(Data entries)

- - -

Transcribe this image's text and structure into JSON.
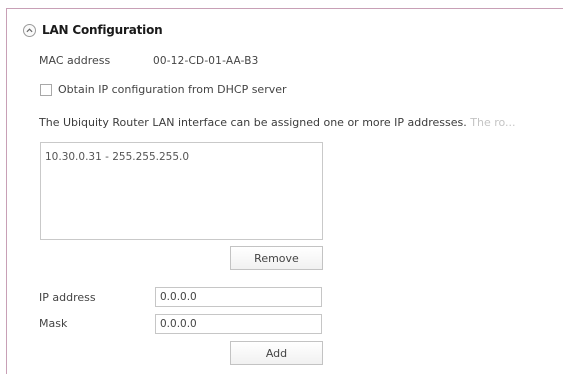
{
  "section": {
    "title": "LAN Configuration"
  },
  "mac": {
    "label": "MAC address",
    "value": "00-12-CD-01-AA-B3"
  },
  "dhcp": {
    "label": "Obtain IP configuration from DHCP server",
    "checked": false
  },
  "info_text": {
    "main": "The Ubiquity Router LAN interface can be assigned one or more IP addresses.",
    "faded": " The ro..."
  },
  "address_list": {
    "items": [
      "10.30.0.31 - 255.255.255.0"
    ]
  },
  "buttons": {
    "remove": "Remove",
    "add": "Add"
  },
  "ip_address": {
    "label": "IP address",
    "value": "0.0.0.0"
  },
  "mask": {
    "label": "Mask",
    "value": "0.0.0.0"
  },
  "colors": {
    "frame_border": "#c8a0b6"
  }
}
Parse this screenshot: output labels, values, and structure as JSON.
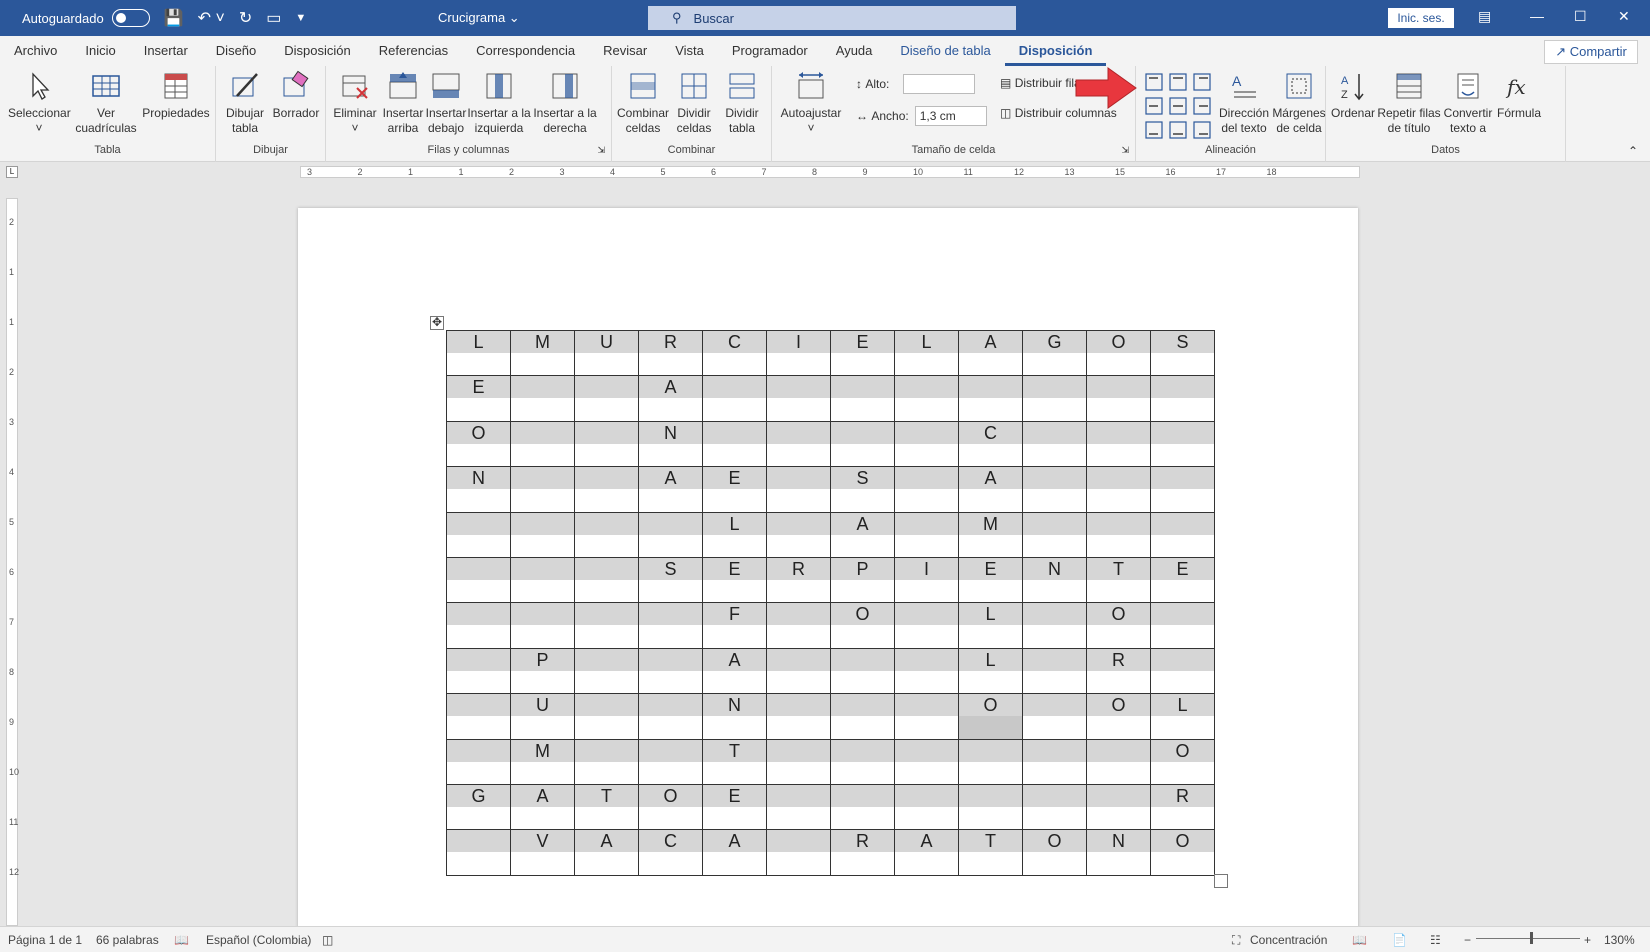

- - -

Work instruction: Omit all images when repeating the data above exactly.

Your response:
Transcribe this image's text and structure into JSON.
{
  "section": {
    "title": "LAN Configuration"
  },
  "mac": {
    "label": "MAC address",
    "value": "00-12-CD-01-AA-B3"
  },
  "dhcp": {
    "label": "Obtain IP configuration from DHCP server",
    "checked": false
  },
  "info_text": {
    "main": "The Ubiquity Router LAN interface can be assigned one or more IP addresses.",
    "faded": " The ro..."
  },
  "address_list": {
    "items": [
      "10.30.0.31 - 255.255.255.0"
    ]
  },
  "buttons": {
    "remove": "Remove",
    "add": "Add"
  },
  "ip_address": {
    "label": "IP address",
    "value": "0.0.0.0"
  },
  "mask": {
    "label": "Mask",
    "value": "0.0.0.0"
  },
  "colors": {
    "frame_border": "#c8a0b6"
  }
}
Parse this screenshot: output labels, values, and structure as JSON.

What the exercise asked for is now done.